Learn More: Yoga Spinal Twist for Back Pain

What Triggers Psoas Muscle Pain?

Many things can trigger psoas muscle pain, including:

  • Overuse: Athletes and those with athletic lifestyles are likelier to experience psoas muscle pain from overuse. It is especially high for dancers and runners.

  • Sedentary lifestyle: On the opposite end, people who do not get enough movement can also develop psoas muscle pain and tightness.

  • Weak core muscles: When the core is weak, the psoas muscle cannot perform its job as well, leading to an increased likelihood of developing psoas muscle pain.

Associated Conditions

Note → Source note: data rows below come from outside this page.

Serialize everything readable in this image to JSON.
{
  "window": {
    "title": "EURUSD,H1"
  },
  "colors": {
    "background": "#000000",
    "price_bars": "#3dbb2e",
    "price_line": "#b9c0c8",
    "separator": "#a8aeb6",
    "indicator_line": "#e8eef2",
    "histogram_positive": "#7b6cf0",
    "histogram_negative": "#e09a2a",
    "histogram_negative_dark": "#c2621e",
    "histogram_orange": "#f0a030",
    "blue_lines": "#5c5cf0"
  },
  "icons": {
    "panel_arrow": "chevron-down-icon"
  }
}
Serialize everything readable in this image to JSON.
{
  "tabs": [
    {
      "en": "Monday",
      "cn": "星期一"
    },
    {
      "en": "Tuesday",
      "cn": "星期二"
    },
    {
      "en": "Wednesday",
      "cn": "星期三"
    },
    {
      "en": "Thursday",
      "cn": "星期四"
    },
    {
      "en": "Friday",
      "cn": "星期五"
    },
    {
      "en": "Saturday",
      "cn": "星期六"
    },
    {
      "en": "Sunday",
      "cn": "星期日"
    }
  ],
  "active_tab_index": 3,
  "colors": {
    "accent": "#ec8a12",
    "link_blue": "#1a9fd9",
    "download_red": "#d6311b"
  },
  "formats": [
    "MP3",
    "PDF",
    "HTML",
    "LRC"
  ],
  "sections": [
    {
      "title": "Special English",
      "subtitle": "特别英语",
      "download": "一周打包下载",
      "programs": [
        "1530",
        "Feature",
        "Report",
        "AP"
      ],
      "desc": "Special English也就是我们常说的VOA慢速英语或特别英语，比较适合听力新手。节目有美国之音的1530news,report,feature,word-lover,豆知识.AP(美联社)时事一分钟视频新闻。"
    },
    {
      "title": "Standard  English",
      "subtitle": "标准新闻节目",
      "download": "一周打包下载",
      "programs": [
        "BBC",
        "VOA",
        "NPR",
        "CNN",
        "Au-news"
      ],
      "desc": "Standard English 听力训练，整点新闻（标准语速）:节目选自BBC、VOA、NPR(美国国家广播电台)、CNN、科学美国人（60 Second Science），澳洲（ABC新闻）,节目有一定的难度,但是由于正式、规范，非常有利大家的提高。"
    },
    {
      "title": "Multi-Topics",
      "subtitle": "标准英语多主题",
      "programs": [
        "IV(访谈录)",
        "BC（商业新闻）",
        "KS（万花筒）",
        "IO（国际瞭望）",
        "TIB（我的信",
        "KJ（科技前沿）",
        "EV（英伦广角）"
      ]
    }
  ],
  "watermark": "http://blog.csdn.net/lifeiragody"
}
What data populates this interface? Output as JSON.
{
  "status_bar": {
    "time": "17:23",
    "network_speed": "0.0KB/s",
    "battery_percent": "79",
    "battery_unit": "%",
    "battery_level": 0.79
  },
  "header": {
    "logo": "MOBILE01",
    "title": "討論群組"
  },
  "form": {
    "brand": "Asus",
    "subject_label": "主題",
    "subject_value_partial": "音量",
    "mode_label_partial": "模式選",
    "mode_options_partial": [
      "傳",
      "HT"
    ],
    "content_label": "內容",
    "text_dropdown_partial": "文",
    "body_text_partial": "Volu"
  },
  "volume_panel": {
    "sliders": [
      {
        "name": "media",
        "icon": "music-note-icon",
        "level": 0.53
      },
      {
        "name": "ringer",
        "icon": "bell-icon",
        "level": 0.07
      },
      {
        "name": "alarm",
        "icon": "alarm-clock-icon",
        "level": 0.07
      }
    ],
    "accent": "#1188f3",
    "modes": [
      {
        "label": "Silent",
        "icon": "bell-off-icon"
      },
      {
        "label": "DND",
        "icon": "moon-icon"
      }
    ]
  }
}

Conditions that affect the health of the hip, the muscles, and joints surrounding it can lead to psoas muscle pain. Some possible associated conditions include:

Can Psoas Muscle Tightness Cause Health Issues?

While a tight psoas muscle can lead to symptoms and pain, it is not a driver of arthritis or other disorders. That said, conditions that affect the hip can lead to the development of psoas syndrome.

Working With a Physical Therapist

If you experience psoas muscle pain or psoas syndrome, working with a physical therapist can help reduce pain, tightness and spasms that lead to psoas syndrome and its accompanying symptoms.

Physical therapists will assess your pain level and mobility and develop an action plan that could include exercises and stretches for you to do at home consistently.

Physical therapists will focus on stretching and strengthening the:

  • Spine

  • Hip joints

  • Psoas muscle

By working with a physical therapist, you can reduce or eliminate pain in the psoas muscle and the issues that go along with having it.

Learn More: An Overview of Physical Therapy


The psoas muscle is an important muscle that helps with mobility and back and hip health. When someone develops muscle or psoas syndrome pain, they experience different pain levels that could occur when sitting, standing, or lying down.

While psoas syndrome is rare, it is more likely to occur in people who have athletic backgrounds, such as runners and dancers. The best way to cope with psoas pain is to see a healthcare provider to get a proper diagnosis and then a physical therapist to assist with developing a stretch and strengthening therapy plan to reduce pain and restore movement.

Read the original article on Verywell Health.